Data extract:
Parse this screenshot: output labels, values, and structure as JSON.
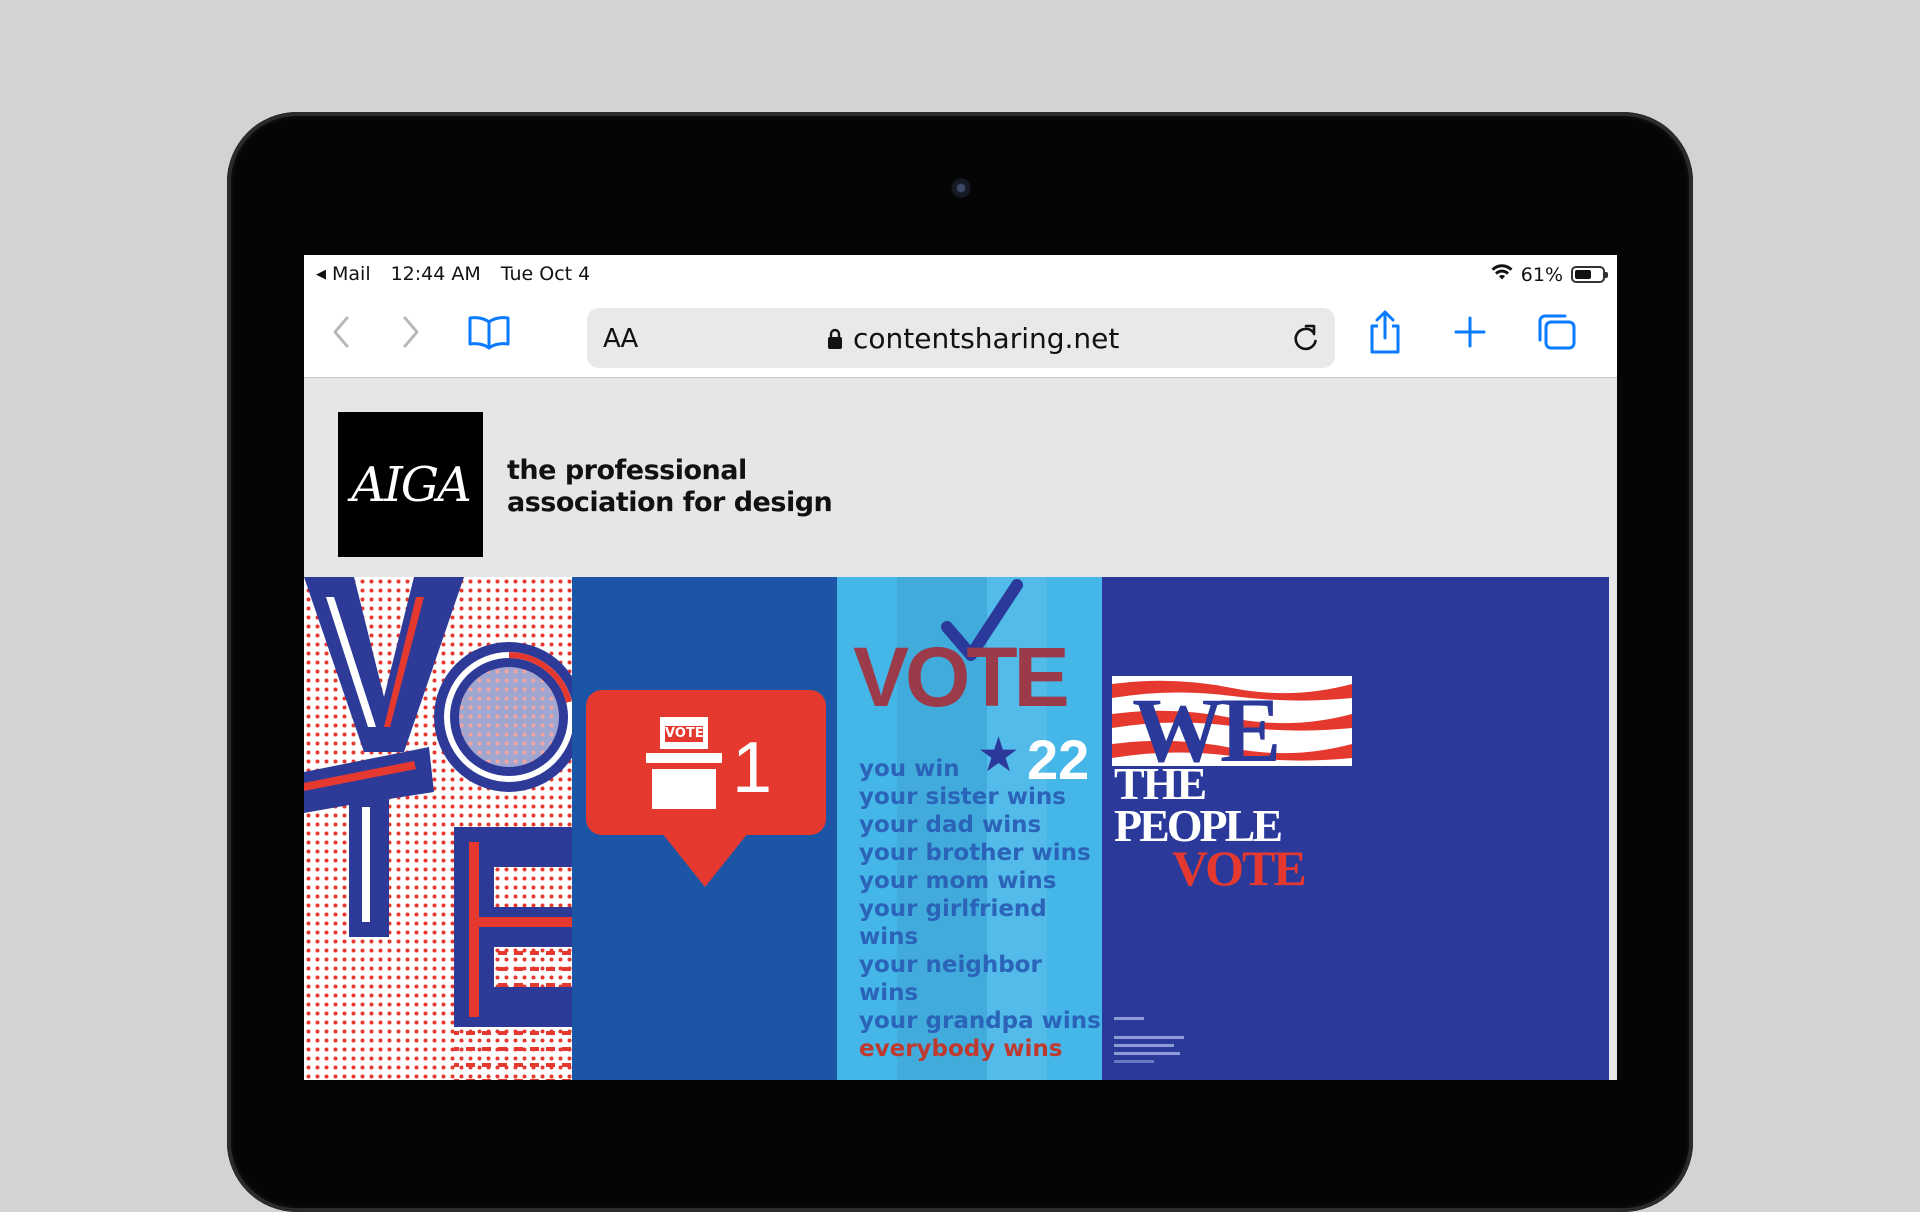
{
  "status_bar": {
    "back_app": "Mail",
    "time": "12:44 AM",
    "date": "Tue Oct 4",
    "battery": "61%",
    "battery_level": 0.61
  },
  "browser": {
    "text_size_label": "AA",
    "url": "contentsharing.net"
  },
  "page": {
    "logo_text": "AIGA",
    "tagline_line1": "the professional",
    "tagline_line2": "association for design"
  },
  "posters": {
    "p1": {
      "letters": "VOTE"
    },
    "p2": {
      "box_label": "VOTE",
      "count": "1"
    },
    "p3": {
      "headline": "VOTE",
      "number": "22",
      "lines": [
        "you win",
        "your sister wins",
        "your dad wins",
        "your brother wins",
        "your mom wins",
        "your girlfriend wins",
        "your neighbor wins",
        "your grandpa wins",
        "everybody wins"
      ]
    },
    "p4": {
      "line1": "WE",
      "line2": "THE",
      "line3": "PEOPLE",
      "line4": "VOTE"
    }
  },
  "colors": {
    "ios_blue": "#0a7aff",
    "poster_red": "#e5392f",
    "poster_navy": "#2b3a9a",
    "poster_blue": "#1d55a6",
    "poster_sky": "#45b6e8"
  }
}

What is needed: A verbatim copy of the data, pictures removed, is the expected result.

Result of this exercise:
Parse this screenshot: output labels, values, and structure as JSON.
{
  "status_bar": {
    "back_app": "Mail",
    "time": "12:44 AM",
    "date": "Tue Oct 4",
    "battery": "61%",
    "battery_level": 0.61
  },
  "browser": {
    "text_size_label": "AA",
    "url": "contentsharing.net"
  },
  "page": {
    "logo_text": "AIGA",
    "tagline_line1": "the professional",
    "tagline_line2": "association for design"
  },
  "posters": {
    "p1": {
      "letters": "VOTE"
    },
    "p2": {
      "box_label": "VOTE",
      "count": "1"
    },
    "p3": {
      "headline": "VOTE",
      "number": "22",
      "lines": [
        "you win",
        "your sister wins",
        "your dad wins",
        "your brother wins",
        "your mom wins",
        "your girlfriend wins",
        "your neighbor wins",
        "your grandpa wins",
        "everybody wins"
      ]
    },
    "p4": {
      "line1": "WE",
      "line2": "THE",
      "line3": "PEOPLE",
      "line4": "VOTE"
    }
  },
  "colors": {
    "ios_blue": "#0a7aff",
    "poster_red": "#e5392f",
    "poster_navy": "#2b3a9a",
    "poster_blue": "#1d55a6",
    "poster_sky": "#45b6e8"
  }
}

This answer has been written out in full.